When mining was king in Montana, railroad tracks snaked through the mountains to reach small boom towns and haul ore to market. One such mining area lay in the Little Belt Mountains south of Great Falls. The mining towns of Monarch, Neihart, Albright, and Hughesville thrived while the ore was held out. Today, the small communities of Monarch and Neihart remain while Hughesville and Albright are ghost towns. During the days of mining camps, trains chugged through these majestic canyons and one railroad ran up Belt Creek and now the main component and access route of Sluice Boxes State Park, an 8-mile stretch of Belt Creek dominated by towering cliffs and canyon walls. Remains of mines, a railroad, and historic cabins line Belt Creek in this serene corner of Central Montana that is today home to abundant recreational opportunities.

After you have enjoyed the outdoor adventures, sightseeing, and historical immersion, drive south on US89 for 25 minutes to Neihart. In the 1890s, Niehart boomed with the extraction of over $3 million worth of sapphires.

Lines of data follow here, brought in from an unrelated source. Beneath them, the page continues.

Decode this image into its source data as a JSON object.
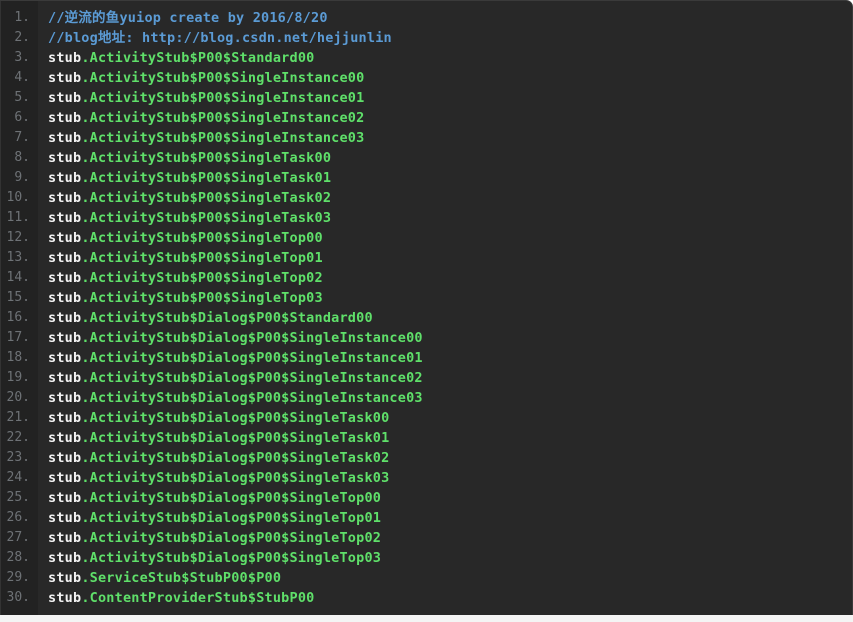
{
  "viewer": {
    "name": "code-block-viewer",
    "language": "text",
    "total_lines": 30,
    "theme": {
      "background": "#282828",
      "gutter_background": "#222222",
      "gutter_number_color": "#6e7276",
      "comment_color": "#5b9bd5",
      "namespace_color": "#f2f2f2",
      "class_color": "#5fe06a",
      "page_background": "#f4f4f4"
    }
  },
  "lines": [
    {
      "number": "1.",
      "type": "comment",
      "comment": "//逆流的鱼yuiop create by 2016/8/20"
    },
    {
      "number": "2.",
      "type": "comment",
      "comment": "//blog地址: http://blog.csdn.net/hejjunlin"
    },
    {
      "number": "3.",
      "type": "code",
      "ns": "stub",
      "cls": ".ActivityStub$P00$Standard00"
    },
    {
      "number": "4.",
      "type": "code",
      "ns": "stub",
      "cls": ".ActivityStub$P00$SingleInstance00"
    },
    {
      "number": "5.",
      "type": "code",
      "ns": "stub",
      "cls": ".ActivityStub$P00$SingleInstance01"
    },
    {
      "number": "6.",
      "type": "code",
      "ns": "stub",
      "cls": ".ActivityStub$P00$SingleInstance02"
    },
    {
      "number": "7.",
      "type": "code",
      "ns": "stub",
      "cls": ".ActivityStub$P00$SingleInstance03"
    },
    {
      "number": "8.",
      "type": "code",
      "ns": "stub",
      "cls": ".ActivityStub$P00$SingleTask00"
    },
    {
      "number": "9.",
      "type": "code",
      "ns": "stub",
      "cls": ".ActivityStub$P00$SingleTask01"
    },
    {
      "number": "10.",
      "type": "code",
      "ns": "stub",
      "cls": ".ActivityStub$P00$SingleTask02"
    },
    {
      "number": "11.",
      "type": "code",
      "ns": "stub",
      "cls": ".ActivityStub$P00$SingleTask03"
    },
    {
      "number": "12.",
      "type": "code",
      "ns": "stub",
      "cls": ".ActivityStub$P00$SingleTop00"
    },
    {
      "number": "13.",
      "type": "code",
      "ns": "stub",
      "cls": ".ActivityStub$P00$SingleTop01"
    },
    {
      "number": "14.",
      "type": "code",
      "ns": "stub",
      "cls": ".ActivityStub$P00$SingleTop02"
    },
    {
      "number": "15.",
      "type": "code",
      "ns": "stub",
      "cls": ".ActivityStub$P00$SingleTop03"
    },
    {
      "number": "16.",
      "type": "code",
      "ns": "stub",
      "cls": ".ActivityStub$Dialog$P00$Standard00"
    },
    {
      "number": "17.",
      "type": "code",
      "ns": "stub",
      "cls": ".ActivityStub$Dialog$P00$SingleInstance00"
    },
    {
      "number": "18.",
      "type": "code",
      "ns": "stub",
      "cls": ".ActivityStub$Dialog$P00$SingleInstance01"
    },
    {
      "number": "19.",
      "type": "code",
      "ns": "stub",
      "cls": ".ActivityStub$Dialog$P00$SingleInstance02"
    },
    {
      "number": "20.",
      "type": "code",
      "ns": "stub",
      "cls": ".ActivityStub$Dialog$P00$SingleInstance03"
    },
    {
      "number": "21.",
      "type": "code",
      "ns": "stub",
      "cls": ".ActivityStub$Dialog$P00$SingleTask00"
    },
    {
      "number": "22.",
      "type": "code",
      "ns": "stub",
      "cls": ".ActivityStub$Dialog$P00$SingleTask01"
    },
    {
      "number": "23.",
      "type": "code",
      "ns": "stub",
      "cls": ".ActivityStub$Dialog$P00$SingleTask02"
    },
    {
      "number": "24.",
      "type": "code",
      "ns": "stub",
      "cls": ".ActivityStub$Dialog$P00$SingleTask03"
    },
    {
      "number": "25.",
      "type": "code",
      "ns": "stub",
      "cls": ".ActivityStub$Dialog$P00$SingleTop00"
    },
    {
      "number": "26.",
      "type": "code",
      "ns": "stub",
      "cls": ".ActivityStub$Dialog$P00$SingleTop01"
    },
    {
      "number": "27.",
      "type": "code",
      "ns": "stub",
      "cls": ".ActivityStub$Dialog$P00$SingleTop02"
    },
    {
      "number": "28.",
      "type": "code",
      "ns": "stub",
      "cls": ".ActivityStub$Dialog$P00$SingleTop03"
    },
    {
      "number": "29.",
      "type": "code",
      "ns": "stub",
      "cls": ".ServiceStub$StubP00$P00"
    },
    {
      "number": "30.",
      "type": "code",
      "ns": "stub",
      "cls": ".ContentProviderStub$StubP00"
    }
  ]
}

Like all western mining towns, Neihart has endured several boom-and-bust cycles, and ghost town structures and the remnants of mines dot the surrounding mountainsides and the fringes of town. Neihart is home to 7,380 nearby mines, one of the largest concentrations in Montana, giving you ample opportunities to explore and learn.


Continuing on US89 for about 45 minutes is White Sulphur Springs at the heart of the Smith River Valley. A century ago, the Smith River was a hotbed of mining activity but today, the area is better known for the hot springs have drawn people to the region and justifiably so, as the springs’ untreated natural water is comparable to the famous springs in Baden Baden, Germany. Stay for a soak and renew your spirit in the midst of the Lewis and Clark National Forest.

After a comfortable soak, Fort Logan is 30 minutes west of White Sulphur Springs on Highway 360. Located on private land but open to the public, its objective was to the protect the Fort Benton to Helena freight road, as well as the area miners and settlers. Today, there are still remains of the fort including a deteriorating adobe storehouse, two officers’ quarter buildings, and the original blockhouse.

Continue on HWY360 until you arrive at Lingshire Road, where you will enjoy a leisurely 2-hour scenic drive through the Lewis and Clark National Forest as you wind your way up the 2-lane roads of Lingshire, Millegan, and Cascade Hound Creek Road. Along the way, you’ll pass previous mining sites in Preston, Millegan, and Spring Valley Simmental on your way to Cascade. Today, Cascade is home to the Crown Butte Preserve. After 2 hours in the car, you’re ready to stretch for an epic day hike. Stand Atop a Sea of Grass at the peak of Crown Butte.

After your hike, head north for 20 minutes on I15 to Great Falls. Cap your experience on the mining trail with a craft beer from Black Eagle Brewery, located in the heart of the blue-collar mining town minutes north of Great Falls. Black Eagle was the epicenter of mining during the early 20th century and today, those roots run deep. Stories of the Big Stack, the 5 hydroelectric dams that give Great Falls its name, and the legacy of the tenacious men and women that settled in Central Montana are still told at the Brewery. Immerse yourself in the unique stories from Montana’s Basecamp for Art & Adventure on the Central Mining Trail.